Lincoln Letter and Mallet Go to Auction
With the holiday season comes the winter auctions, and Christie's December 5 books and manuscripts sale in New York is full of exquisite stocking stuffers for the collectors on your list. Among the items up for bid is a letter written in 1858 by Abraham Lincoln, at the time the Republican candidate for the United States Senate. Lincoln composed the letter in preparation for seven forthcoming debates with Democratic incumbent Stephen Douglas. (In 1858, senators were elected by state legislatures and these debates helped sway the Illinois General Assembly.) Addressed to fellow attorney Henry Asbury,
the letter outlines how Lincoln intended to debate whether a territory had the right to exclude slavery even in the wake of the Dred Scott v. Sandford Supreme Court case stating that Congress did not have the authority to prohibit slavery in U.S. territories.
A recent convert to the Republican party after the collapse of the Whigs, Asbury had previously written to Lincoln on July 28 with suggestions for the second of seven debates with Douglas. "Do not let him [Douglas] dodge here," exhorted Douglas. Lincoln's response, dated July 31, agrees with Asbury's tactic to force Douglas to clarify his position on slavery, which in turn alienated Douglas from southern voters.
Though Lincoln lost his senate bid, the debates catapulted him into the national political consciousness. The resulting splintering of the Democratic Party gave Lincoln the necessary majority votes to become America's sixteenth president in 1860.
Pre-sale estimates on this document fall between $500,000-700,000.
Offered in the same auction: a wooden bench mallet bearing the initials "A.L." that is believed to be the earliest artifact belonging to Lincoln in a private collection.
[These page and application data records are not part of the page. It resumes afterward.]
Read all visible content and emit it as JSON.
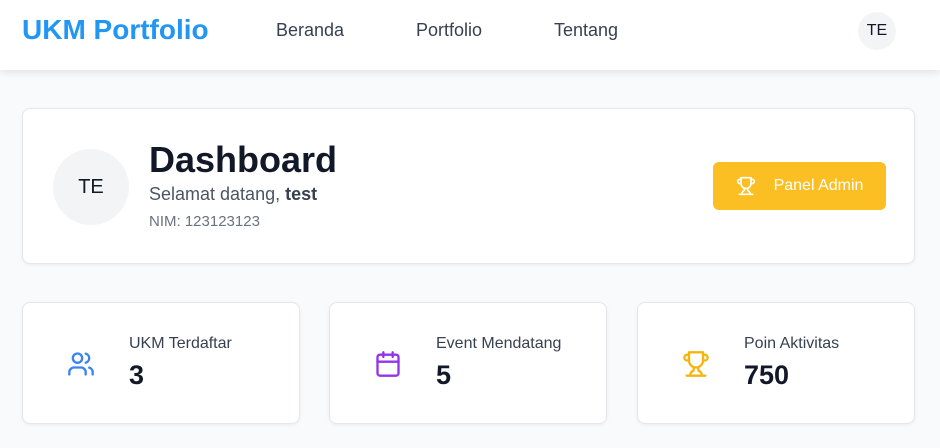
{
  "navbar": {
    "brand": "UKM Portfolio",
    "links": [
      {
        "label": "Beranda"
      },
      {
        "label": "Portfolio"
      },
      {
        "label": "Tentang"
      }
    ],
    "avatar_initials": "TE"
  },
  "profile": {
    "avatar_initials": "TE",
    "title": "Dashboard",
    "welcome_prefix": "Selamat datang, ",
    "username": "test",
    "nim": "NIM: 123123123",
    "admin_button_label": "Panel Admin"
  },
  "stats": [
    {
      "label": "UKM Terdaftar",
      "value": "3",
      "icon": "users-icon",
      "color": "#3b82f6"
    },
    {
      "label": "Event Mendatang",
      "value": "5",
      "icon": "calendar-icon",
      "color": "#9333ea"
    },
    {
      "label": "Poin Aktivitas",
      "value": "750",
      "icon": "trophy-icon",
      "color": "#f5b50a"
    }
  ],
  "colors": {
    "brand": "#2196f3",
    "admin_button": "#fbbf24",
    "background": "#f9fafb"
  }
}
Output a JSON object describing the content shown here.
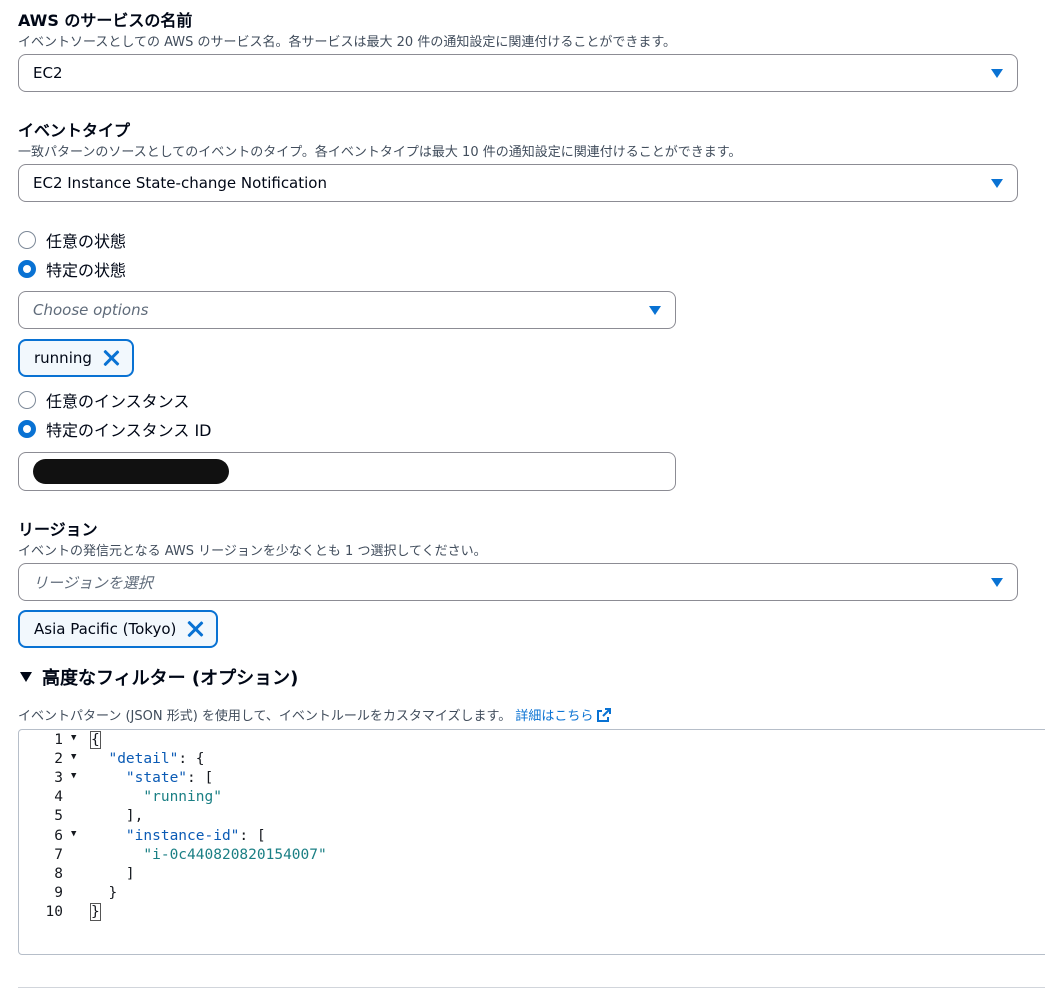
{
  "service": {
    "label": "AWS のサービスの名前",
    "description": "イベントソースとしての AWS のサービス名。各サービスは最大 20 件の通知設定に関連付けることができます。",
    "value": "EC2"
  },
  "event_type": {
    "label": "イベントタイプ",
    "description": "一致パターンのソースとしてのイベントのタイプ。各イベントタイプは最大 10 件の通知設定に関連付けることができます。",
    "value": "EC2 Instance State-change Notification"
  },
  "state": {
    "options": [
      {
        "label": "任意の状態",
        "checked": false
      },
      {
        "label": "特定の状態",
        "checked": true
      }
    ],
    "placeholder": "Choose options",
    "tokens": [
      "running"
    ]
  },
  "instance": {
    "options": [
      {
        "label": "任意のインスタンス",
        "checked": false
      },
      {
        "label": "特定のインスタンス ID",
        "checked": true
      }
    ]
  },
  "region": {
    "label": "リージョン",
    "description": "イベントの発信元となる AWS リージョンを少なくとも 1 つ選択してください。",
    "placeholder": "リージョンを選択",
    "tokens": [
      "Asia Pacific (Tokyo)"
    ]
  },
  "advanced": {
    "title": "高度なフィルター (オプション)",
    "description": "イベントパターン (JSON 形式) を使用して、イベントルールをカスタマイズします。",
    "link_text": "詳細はこちら"
  },
  "editor": {
    "line_numbers": [
      "1",
      "2",
      "3",
      "4",
      "5",
      "6",
      "7",
      "8",
      "9",
      "10"
    ],
    "lines": [
      [
        "{"
      ],
      [
        "  ",
        "\"detail\"",
        ": {"
      ],
      [
        "    ",
        "\"state\"",
        ": ["
      ],
      [
        "      ",
        "\"running\""
      ],
      [
        "    ],"
      ],
      [
        "    ",
        "\"instance-id\"",
        ": ["
      ],
      [
        "      ",
        "\"i-0c440820820154007\""
      ],
      [
        "    ]"
      ],
      [
        "  }"
      ],
      [
        "}"
      ]
    ]
  },
  "colors": {
    "accent": "#0972d3",
    "text": "#000716",
    "muted": "#414d5c"
  },
  "icons": [
    "caret-down-icon",
    "close-icon",
    "external-link-icon",
    "triangle-down-icon"
  ]
}
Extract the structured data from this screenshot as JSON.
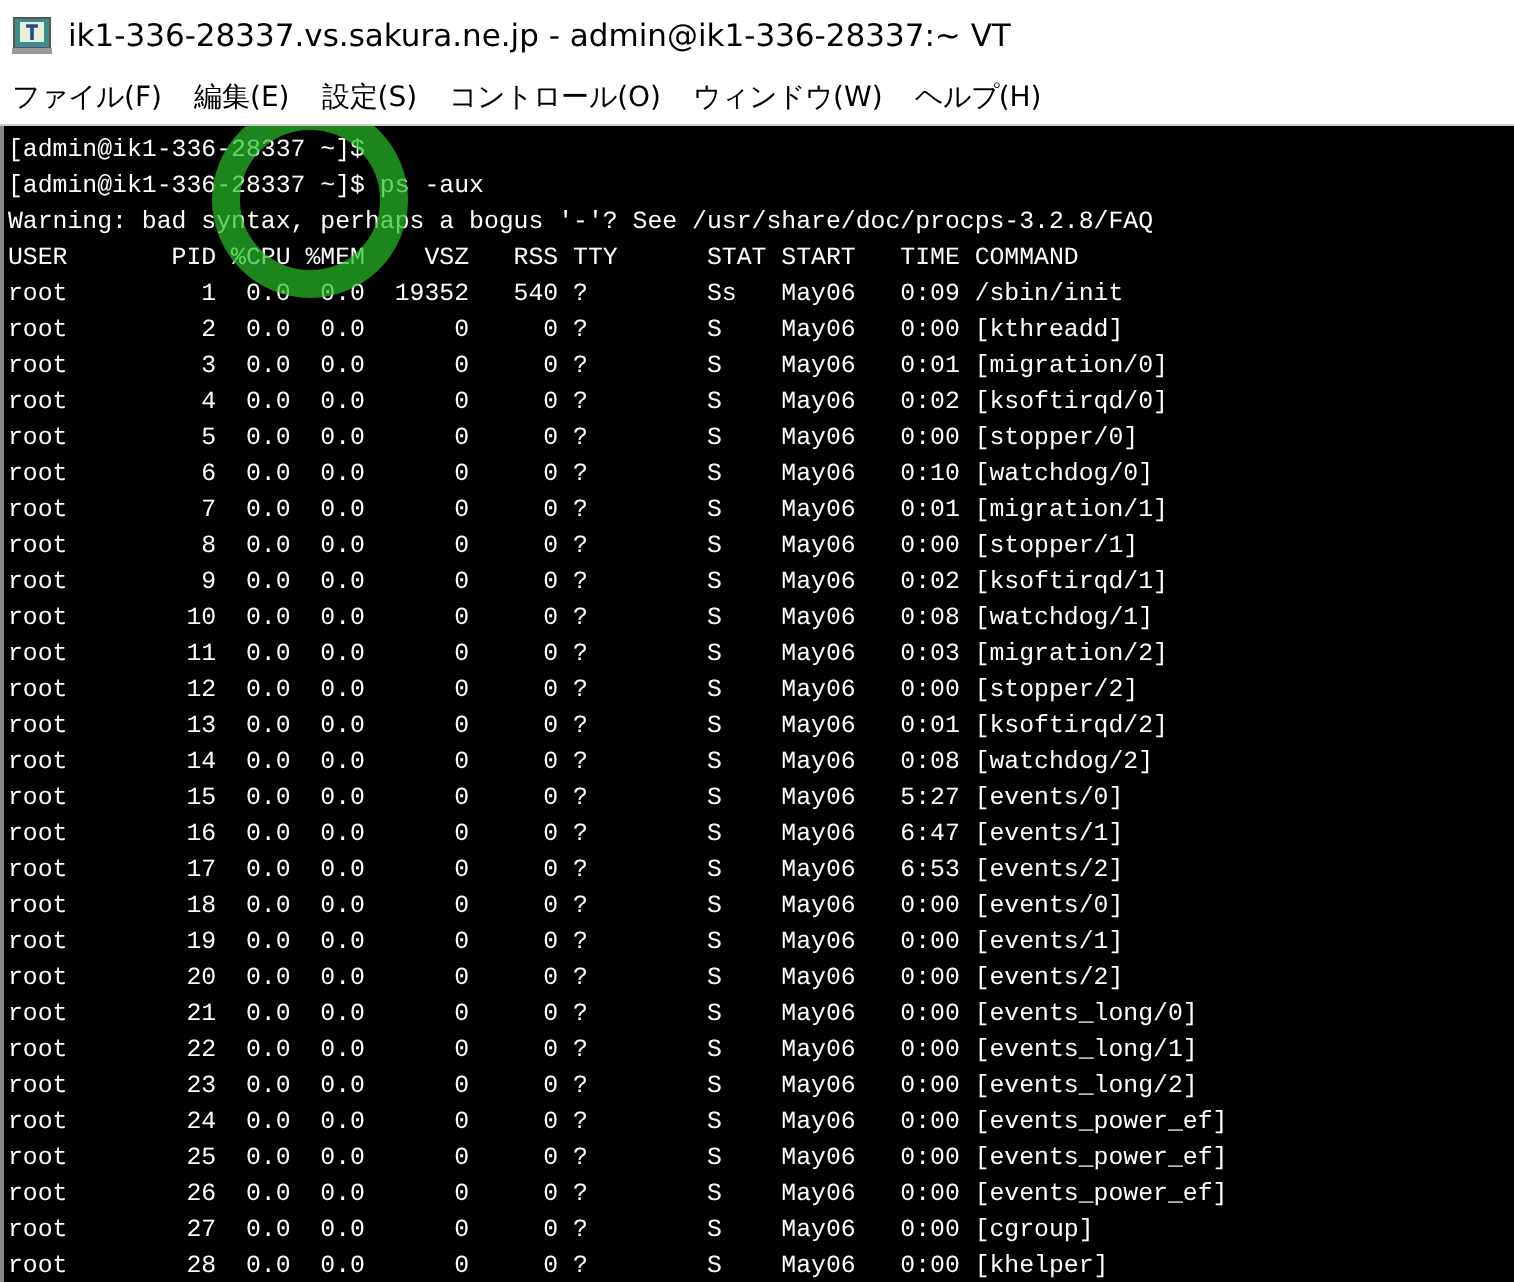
{
  "window": {
    "title": "ik1-336-28337.vs.sakura.ne.jp - admin@ik1-336-28337:~ VT"
  },
  "menu": [
    "ファイル(F)",
    "編集(E)",
    "設定(S)",
    "コントロール(O)",
    "ウィンドウ(W)",
    "ヘルプ(H)"
  ],
  "terminal": {
    "lines": [
      "[admin@ik1-336-28337 ~]$",
      "[admin@ik1-336-28337 ~]$ ps -aux",
      "Warning: bad syntax, perhaps a bogus '-'? See /usr/share/doc/procps-3.2.8/FAQ",
      "USER       PID %CPU %MEM    VSZ   RSS TTY      STAT START   TIME COMMAND",
      "root         1  0.0  0.0  19352   540 ?        Ss   May06   0:09 /sbin/init",
      "root         2  0.0  0.0      0     0 ?        S    May06   0:00 [kthreadd]",
      "root         3  0.0  0.0      0     0 ?        S    May06   0:01 [migration/0]",
      "root         4  0.0  0.0      0     0 ?        S    May06   0:02 [ksoftirqd/0]",
      "root         5  0.0  0.0      0     0 ?        S    May06   0:00 [stopper/0]",
      "root         6  0.0  0.0      0     0 ?        S    May06   0:10 [watchdog/0]",
      "root         7  0.0  0.0      0     0 ?        S    May06   0:01 [migration/1]",
      "root         8  0.0  0.0      0     0 ?        S    May06   0:00 [stopper/1]",
      "root         9  0.0  0.0      0     0 ?        S    May06   0:02 [ksoftirqd/1]",
      "root        10  0.0  0.0      0     0 ?        S    May06   0:08 [watchdog/1]",
      "root        11  0.0  0.0      0     0 ?        S    May06   0:03 [migration/2]",
      "root        12  0.0  0.0      0     0 ?        S    May06   0:00 [stopper/2]",
      "root        13  0.0  0.0      0     0 ?        S    May06   0:01 [ksoftirqd/2]",
      "root        14  0.0  0.0      0     0 ?        S    May06   0:08 [watchdog/2]",
      "root        15  0.0  0.0      0     0 ?        S    May06   5:27 [events/0]",
      "root        16  0.0  0.0      0     0 ?        S    May06   6:47 [events/1]",
      "root        17  0.0  0.0      0     0 ?        S    May06   6:53 [events/2]",
      "root        18  0.0  0.0      0     0 ?        S    May06   0:00 [events/0]",
      "root        19  0.0  0.0      0     0 ?        S    May06   0:00 [events/1]",
      "root        20  0.0  0.0      0     0 ?        S    May06   0:00 [events/2]",
      "root        21  0.0  0.0      0     0 ?        S    May06   0:00 [events_long/0]",
      "root        22  0.0  0.0      0     0 ?        S    May06   0:00 [events_long/1]",
      "root        23  0.0  0.0      0     0 ?        S    May06   0:00 [events_long/2]",
      "root        24  0.0  0.0      0     0 ?        S    May06   0:00 [events_power_ef]",
      "root        25  0.0  0.0      0     0 ?        S    May06   0:00 [events_power_ef]",
      "root        26  0.0  0.0      0     0 ?        S    May06   0:00 [events_power_ef]",
      "root        27  0.0  0.0      0     0 ?        S    May06   0:00 [cgroup]",
      "root        28  0.0  0.0      0     0 ?        S    May06   0:00 [khelper]"
    ]
  }
}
Fashioned from a broken rail-splitting maul, Lincoln used the mallet when he lived in Pigeon Creek, Indiana, from 1816 through 1830. The maul is crafted from a cherry wood burl with a hickory handle. The mallet came into possession of Lincoln's Pigeon Creek neighbor, Barnabas Carter, Jr. in 1829 or 1830, and has remained in the family until now. Pre-sale estimates range from $300,000-500,000.
Images courtesy of Christie's